#### [Stored records]

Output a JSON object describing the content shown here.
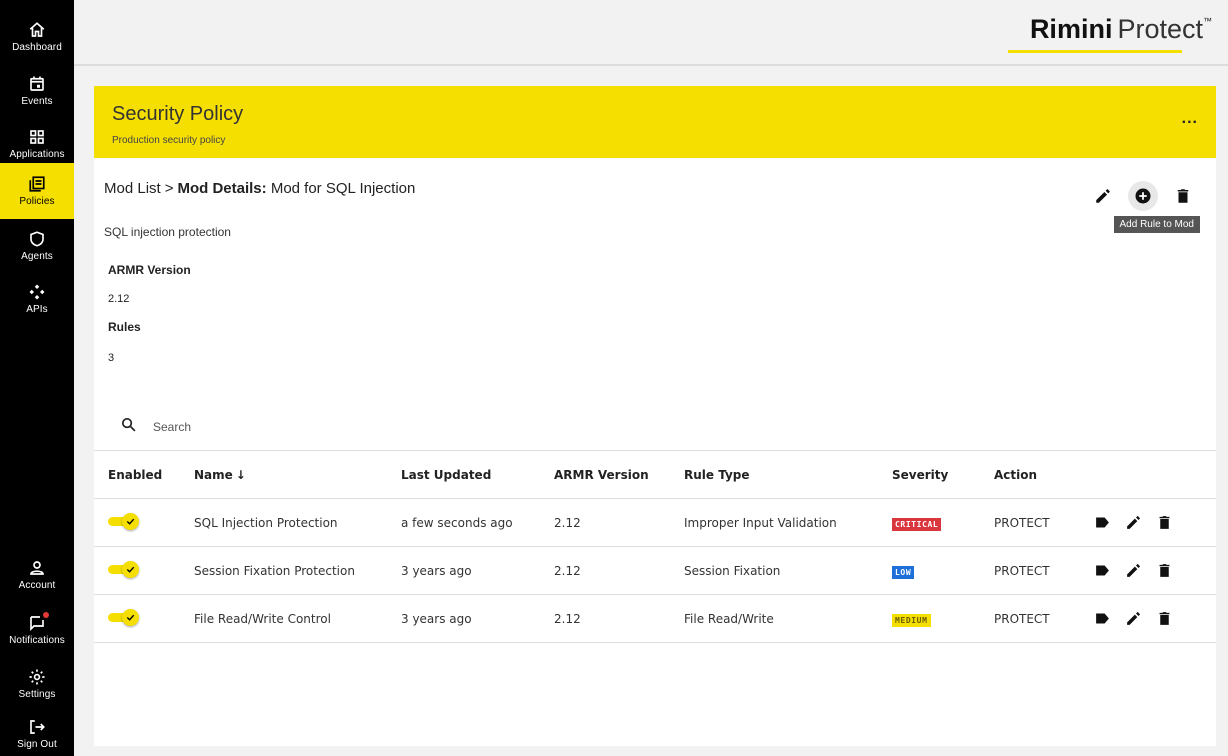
{
  "nav": {
    "dashboard": "Dashboard",
    "events": "Events",
    "applications": "Applications",
    "policies": "Policies",
    "agents": "Agents",
    "apis": "APIs",
    "account": "Account",
    "notifications": "Notifications",
    "settings": "Settings",
    "signout": "Sign Out"
  },
  "brand": {
    "bold": "Rimini",
    "thin": "Protect",
    "tm": "™"
  },
  "banner": {
    "title": "Security Policy",
    "subtitle": "Production security policy",
    "more": "..."
  },
  "breadcrumb": {
    "parent": "Mod List",
    "separator": ">",
    "current_label": "Mod Details:",
    "current_value": " Mod for SQL Injection"
  },
  "mod": {
    "description": "SQL injection protection",
    "armr_version_label": "ARMR Version",
    "armr_version": "2.12",
    "rules_label": "Rules",
    "rules": "3"
  },
  "tooltip": "Add Rule to Mod",
  "search": {
    "placeholder": "Search"
  },
  "table": {
    "headers": {
      "enabled": "Enabled",
      "name": "Name",
      "last_updated": "Last Updated",
      "armr_version": "ARMR Version",
      "rule_type": "Rule Type",
      "severity": "Severity",
      "action": "Action"
    },
    "sort_indicator": "↓",
    "rows": [
      {
        "name": "SQL Injection Protection",
        "last_updated": "a few seconds ago",
        "armr_version": "2.12",
        "rule_type": "Improper Input Validation",
        "severity": "CRITICAL",
        "action": "PROTECT"
      },
      {
        "name": "Session Fixation Protection",
        "last_updated": "3 years ago",
        "armr_version": "2.12",
        "rule_type": "Session Fixation",
        "severity": "LOW",
        "action": "PROTECT"
      },
      {
        "name": "File Read/Write Control",
        "last_updated": "3 years ago",
        "armr_version": "2.12",
        "rule_type": "File Read/Write",
        "severity": "MEDIUM",
        "action": "PROTECT"
      }
    ]
  },
  "colors": {
    "accent": "#f5df00",
    "sidebar_bg": "#000000",
    "critical_bg": "#d9363e",
    "low_bg": "#1e6fd9",
    "medium_bg": "#f5df00"
  }
}
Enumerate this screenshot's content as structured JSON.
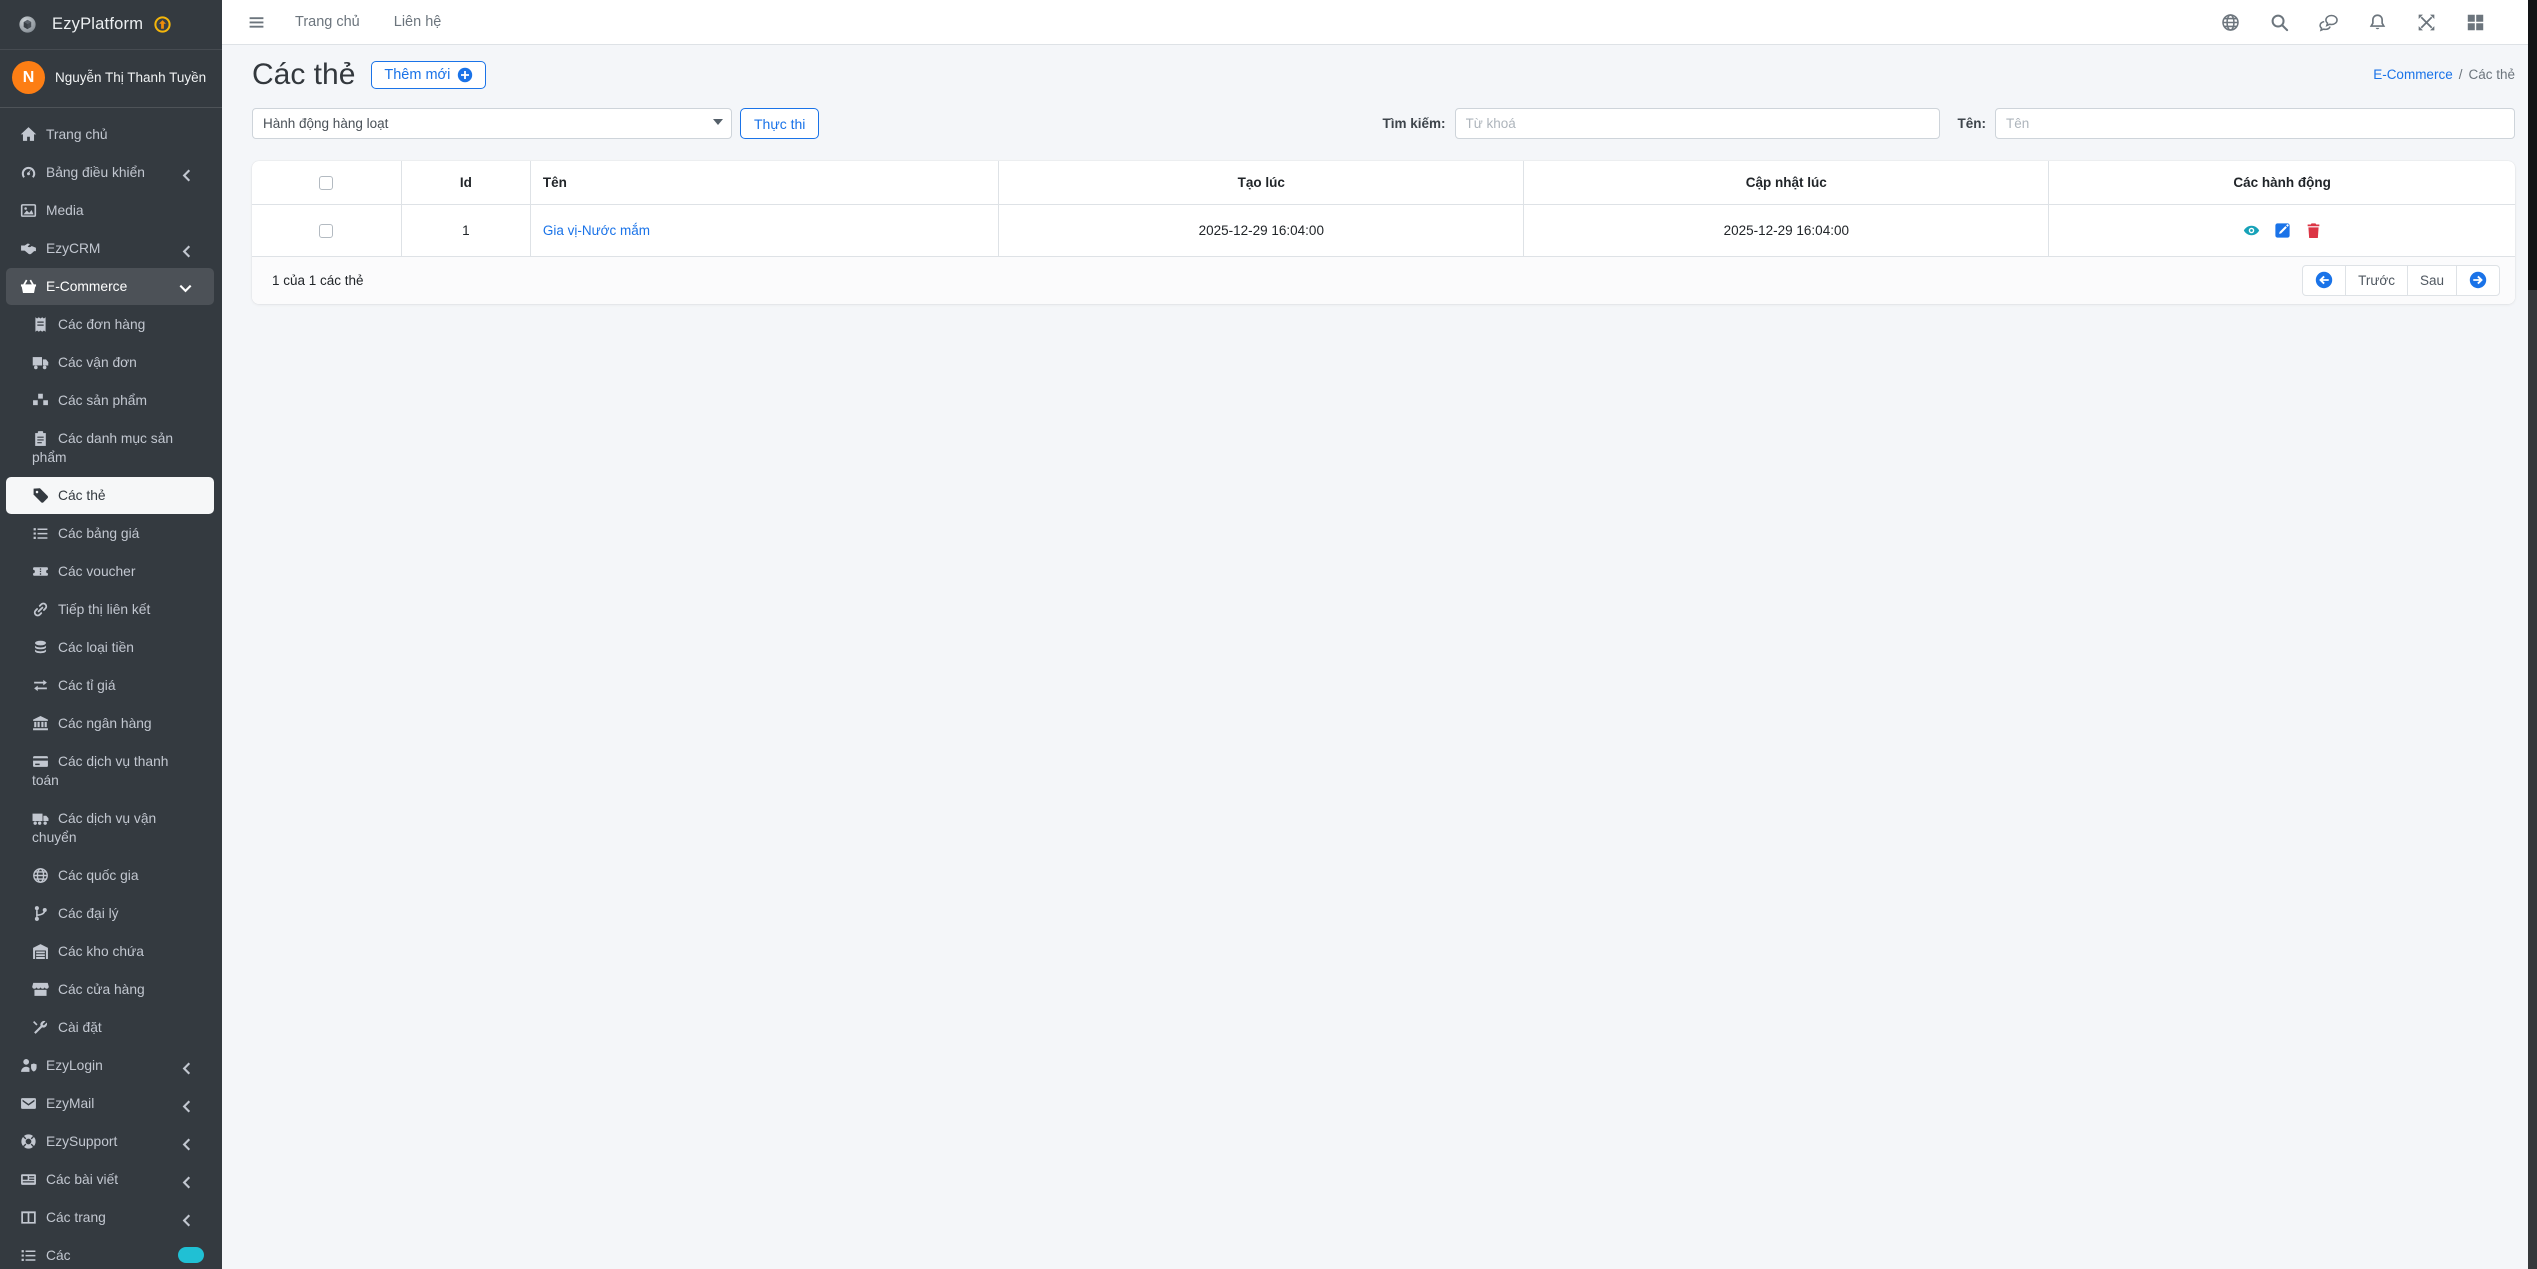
{
  "colors": {
    "accent": "#1a73e8",
    "sidebar_bg": "#343a40",
    "page_bg": "#f4f6f9",
    "avatar_orange": "#fd7e14",
    "badge_teal": "#20c0d4",
    "eye_teal": "#17a2b8",
    "trash_red": "#dc3545",
    "brand_badge_yellow": "#f5b60a"
  },
  "brand": {
    "name": "EzyPlatform",
    "logo_icon": "cube-sphere-logo-icon",
    "badge_icon": "arrow-up-circle-icon"
  },
  "user": {
    "name": "Nguyễn Thị Thanh Tuyền",
    "avatar_initial": "N"
  },
  "navbar": {
    "menu_icon": "hamburger-icon",
    "links": [
      {
        "label": "Trang chủ"
      },
      {
        "label": "Liên hệ"
      }
    ],
    "icons": [
      "globe-icon",
      "search-icon",
      "comments-icon",
      "bell-icon",
      "expand-icon",
      "grid-icon"
    ]
  },
  "sidebar": {
    "items": [
      {
        "label": "Trang chủ",
        "icon": "home-icon",
        "level": 1
      },
      {
        "label": "Bảng điều khiển",
        "icon": "gauge-icon",
        "level": 1,
        "chevron": "left"
      },
      {
        "label": "Media",
        "icon": "image-icon",
        "level": 1
      },
      {
        "label": "EzyCRM",
        "icon": "handshake-icon",
        "level": 1,
        "chevron": "left"
      },
      {
        "label": "E-Commerce",
        "icon": "basket-icon",
        "level": 1,
        "chevron": "down",
        "active": true
      },
      {
        "label": "Các đơn hàng",
        "icon": "receipt-icon",
        "level": 2
      },
      {
        "label": "Các vận đơn",
        "icon": "truck-icon",
        "level": 2
      },
      {
        "label": "Các sản phẩm",
        "icon": "boxes-icon",
        "level": 2
      },
      {
        "label": "Các danh mục sản phẩm",
        "icon": "clipboard-icon",
        "level": 2
      },
      {
        "label": "Các thẻ",
        "icon": "tag-icon",
        "level": 2,
        "active": true
      },
      {
        "label": "Các bảng giá",
        "icon": "list-icon",
        "level": 2
      },
      {
        "label": "Các voucher",
        "icon": "ticket-icon",
        "level": 2
      },
      {
        "label": "Tiếp thị liên kết",
        "icon": "link-icon",
        "level": 2
      },
      {
        "label": "Các loại tiền",
        "icon": "coins-icon",
        "level": 2
      },
      {
        "label": "Các tỉ giá",
        "icon": "exchange-icon",
        "level": 2
      },
      {
        "label": "Các ngân hàng",
        "icon": "bank-icon",
        "level": 2
      },
      {
        "label": "Các dịch vụ thanh toán",
        "icon": "credit-card-icon",
        "level": 2
      },
      {
        "label": "Các dịch vụ vận chuyển",
        "icon": "truck-moving-icon",
        "level": 2
      },
      {
        "label": "Các quốc gia",
        "icon": "globe-icon",
        "level": 2
      },
      {
        "label": "Các đại lý",
        "icon": "branch-icon",
        "level": 2
      },
      {
        "label": "Các kho chứa",
        "icon": "warehouse-icon",
        "level": 2
      },
      {
        "label": "Các cửa hàng",
        "icon": "store-icon",
        "level": 2
      },
      {
        "label": "Cài đặt",
        "icon": "tools-icon",
        "level": 2
      },
      {
        "label": "EzyLogin",
        "icon": "user-shield-icon",
        "level": 1,
        "chevron": "left"
      },
      {
        "label": "EzyMail",
        "icon": "envelope-icon",
        "level": 1,
        "chevron": "left"
      },
      {
        "label": "EzySupport",
        "icon": "life-ring-icon",
        "level": 1,
        "chevron": "left"
      },
      {
        "label": "Các bài viết",
        "icon": "newspaper-icon",
        "level": 1,
        "chevron": "left"
      },
      {
        "label": "Các trang",
        "icon": "columns-icon",
        "level": 1,
        "chevron": "left"
      },
      {
        "label": "Các",
        "icon": "list-icon",
        "level": 1,
        "badge": true,
        "partial": true
      }
    ]
  },
  "page": {
    "title": "Các thẻ",
    "add_button": "Thêm mới",
    "add_button_icon": "plus-circle-icon",
    "breadcrumb": [
      {
        "label": "E-Commerce",
        "link": true
      },
      {
        "label": "Các thẻ",
        "link": false
      }
    ]
  },
  "filters": {
    "bulk_action_selected": "Hành động hàng loạt",
    "execute_button": "Thực thi",
    "search_label": "Tìm kiếm:",
    "search_placeholder": "Từ khoá",
    "name_label": "Tên:",
    "name_placeholder": "Tên"
  },
  "table": {
    "headers": [
      "Id",
      "Tên",
      "Tạo lúc",
      "Cập nhật lúc",
      "Các hành động"
    ],
    "rows": [
      {
        "id": "1",
        "name": "Gia vị-Nước mắm",
        "created_at": "2025-12-29 16:04:00",
        "updated_at": "2025-12-29 16:04:00",
        "actions": [
          "eye-icon",
          "edit-icon",
          "trash-icon"
        ]
      }
    ],
    "footer_text": "1 của 1 các thẻ",
    "pagination": {
      "first_icon": "arrow-circle-left-icon",
      "prev": "Trước",
      "next": "Sau",
      "last_icon": "arrow-circle-right-icon"
    }
  }
}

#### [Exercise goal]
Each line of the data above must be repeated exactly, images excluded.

#### [Result of this exercise]
Output a JSON object describing the content shown here.
{
  "nav": {
    "dashboard": "Dashboard",
    "events": "Events",
    "applications": "Applications",
    "policies": "Policies",
    "agents": "Agents",
    "apis": "APIs",
    "account": "Account",
    "notifications": "Notifications",
    "settings": "Settings",
    "signout": "Sign Out"
  },
  "brand": {
    "bold": "Rimini",
    "thin": "Protect",
    "tm": "™"
  },
  "banner": {
    "title": "Security Policy",
    "subtitle": "Production security policy",
    "more": "..."
  },
  "breadcrumb": {
    "parent": "Mod List",
    "separator": ">",
    "current_label": "Mod Details:",
    "current_value": " Mod for SQL Injection"
  },
  "mod": {
    "description": "SQL injection protection",
    "armr_version_label": "ARMR Version",
    "armr_version": "2.12",
    "rules_label": "Rules",
    "rules": "3"
  },
  "tooltip": "Add Rule to Mod",
  "search": {
    "placeholder": "Search"
  },
  "table": {
    "headers": {
      "enabled": "Enabled",
      "name": "Name",
      "last_updated": "Last Updated",
      "armr_version": "ARMR Version",
      "rule_type": "Rule Type",
      "severity": "Severity",
      "action": "Action"
    },
    "sort_indicator": "↓",
    "rows": [
      {
        "name": "SQL Injection Protection",
        "last_updated": "a few seconds ago",
        "armr_version": "2.12",
        "rule_type": "Improper Input Validation",
        "severity": "CRITICAL",
        "action": "PROTECT"
      },
      {
        "name": "Session Fixation Protection",
        "last_updated": "3 years ago",
        "armr_version": "2.12",
        "rule_type": "Session Fixation",
        "severity": "LOW",
        "action": "PROTECT"
      },
      {
        "name": "File Read/Write Control",
        "last_updated": "3 years ago",
        "armr_version": "2.12",
        "rule_type": "File Read/Write",
        "severity": "MEDIUM",
        "action": "PROTECT"
      }
    ]
  },
  "colors": {
    "accent": "#f5df00",
    "sidebar_bg": "#000000",
    "critical_bg": "#d9363e",
    "low_bg": "#1e6fd9",
    "medium_bg": "#f5df00"
  }
}
Enumerate this screenshot's content as structured JSON.
{
  "colors": {
    "accent": "#1a73e8",
    "sidebar_bg": "#343a40",
    "page_bg": "#f4f6f9",
    "avatar_orange": "#fd7e14",
    "badge_teal": "#20c0d4",
    "eye_teal": "#17a2b8",
    "trash_red": "#dc3545",
    "brand_badge_yellow": "#f5b60a"
  },
  "brand": {
    "name": "EzyPlatform",
    "logo_icon": "cube-sphere-logo-icon",
    "badge_icon": "arrow-up-circle-icon"
  },
  "user": {
    "name": "Nguyễn Thị Thanh Tuyền",
    "avatar_initial": "N"
  },
  "navbar": {
    "menu_icon": "hamburger-icon",
    "links": [
      {
        "label": "Trang chủ"
      },
      {
        "label": "Liên hệ"
      }
    ],
    "icons": [
      "globe-icon",
      "search-icon",
      "comments-icon",
      "bell-icon",
      "expand-icon",
      "grid-icon"
    ]
  },
  "sidebar": {
    "items": [
      {
        "label": "Trang chủ",
        "icon": "home-icon",
        "level": 1
      },
      {
        "label": "Bảng điều khiển",
        "icon": "gauge-icon",
        "level": 1,
        "chevron": "left"
      },
      {
        "label": "Media",
        "icon": "image-icon",
        "level": 1
      },
      {
        "label": "EzyCRM",
        "icon": "handshake-icon",
        "level": 1,
        "chevron": "left"
      },
      {
        "label": "E-Commerce",
        "icon": "basket-icon",
        "level": 1,
        "chevron": "down",
        "active": true
      },
      {
        "label": "Các đơn hàng",
        "icon": "receipt-icon",
        "level": 2
      },
      {
        "label": "Các vận đơn",
        "icon": "truck-icon",
        "level": 2
      },
      {
        "label": "Các sản phẩm",
        "icon": "boxes-icon",
        "level": 2
      },
      {
        "label": "Các danh mục sản phẩm",
        "icon": "clipboard-icon",
        "level": 2
      },
      {
        "label": "Các thẻ",
        "icon": "tag-icon",
        "level": 2,
        "active": true
      },
      {
        "label": "Các bảng giá",
        "icon": "list-icon",
        "level": 2
      },
      {
        "label": "Các voucher",
        "icon": "ticket-icon",
        "level": 2
      },
      {
        "label": "Tiếp thị liên kết",
        "icon": "link-icon",
        "level": 2
      },
      {
        "label": "Các loại tiền",
        "icon": "coins-icon",
        "level": 2
      },
      {
        "label": "Các tỉ giá",
        "icon": "exchange-icon",
        "level": 2
      },
      {
        "label": "Các ngân hàng",
        "icon": "bank-icon",
        "level": 2
      },
      {
        "label": "Các dịch vụ thanh toán",
        "icon": "credit-card-icon",
        "level": 2
      },
      {
        "label": "Các dịch vụ vận chuyển",
        "icon": "truck-moving-icon",
        "level": 2
      },
      {
        "label": "Các quốc gia",
        "icon": "globe-icon",
        "level": 2
      },
      {
        "label": "Các đại lý",
        "icon": "branch-icon",
        "level": 2
      },
      {
        "label": "Các kho chứa",
        "icon": "warehouse-icon",
        "level": 2
      },
      {
        "label": "Các cửa hàng",
        "icon": "store-icon",
        "level": 2
      },
      {
        "label": "Cài đặt",
        "icon": "tools-icon",
        "level": 2
      },
      {
        "label": "EzyLogin",
        "icon": "user-shield-icon",
        "level": 1,
        "chevron": "left"
      },
      {
        "label": "EzyMail",
        "icon": "envelope-icon",
        "level": 1,
        "chevron": "left"
      },
      {
        "label": "EzySupport",
        "icon": "life-ring-icon",
        "level": 1,
        "chevron": "left"
      },
      {
        "label": "Các bài viết",
        "icon": "newspaper-icon",
        "level": 1,
        "chevron": "left"
      },
      {
        "label": "Các trang",
        "icon": "columns-icon",
        "level": 1,
        "chevron": "left"
      },
      {
        "label": "Các",
        "icon": "list-icon",
        "level": 1,
        "badge": true,
        "partial": true
      }
    ]
  },
  "page": {
    "title": "Các thẻ",
    "add_button": "Thêm mới",
    "add_button_icon": "plus-circle-icon",
    "breadcrumb": [
      {
        "label": "E-Commerce",
        "link": true
      },
      {
        "label": "Các thẻ",
        "link": false
      }
    ]
  },
  "filters": {
    "bulk_action_selected": "Hành động hàng loạt",
    "execute_button": "Thực thi",
    "search_label": "Tìm kiếm:",
    "search_placeholder": "Từ khoá",
    "name_label": "Tên:",
    "name_placeholder": "Tên"
  },
  "table": {
    "headers": [
      "Id",
      "Tên",
      "Tạo lúc",
      "Cập nhật lúc",
      "Các hành động"
    ],
    "rows": [
      {
        "id": "1",
        "name": "Gia vị-Nước mắm",
        "created_at": "2025-12-29 16:04:00",
        "updated_at": "2025-12-29 16:04:00",
        "actions": [
          "eye-icon",
          "edit-icon",
          "trash-icon"
        ]
      }
    ],
    "footer_text": "1 của 1 các thẻ",
    "pagination": {
      "first_icon": "arrow-circle-left-icon",
      "prev": "Trước",
      "next": "Sau",
      "last_icon": "arrow-circle-right-icon"
    }
  }
}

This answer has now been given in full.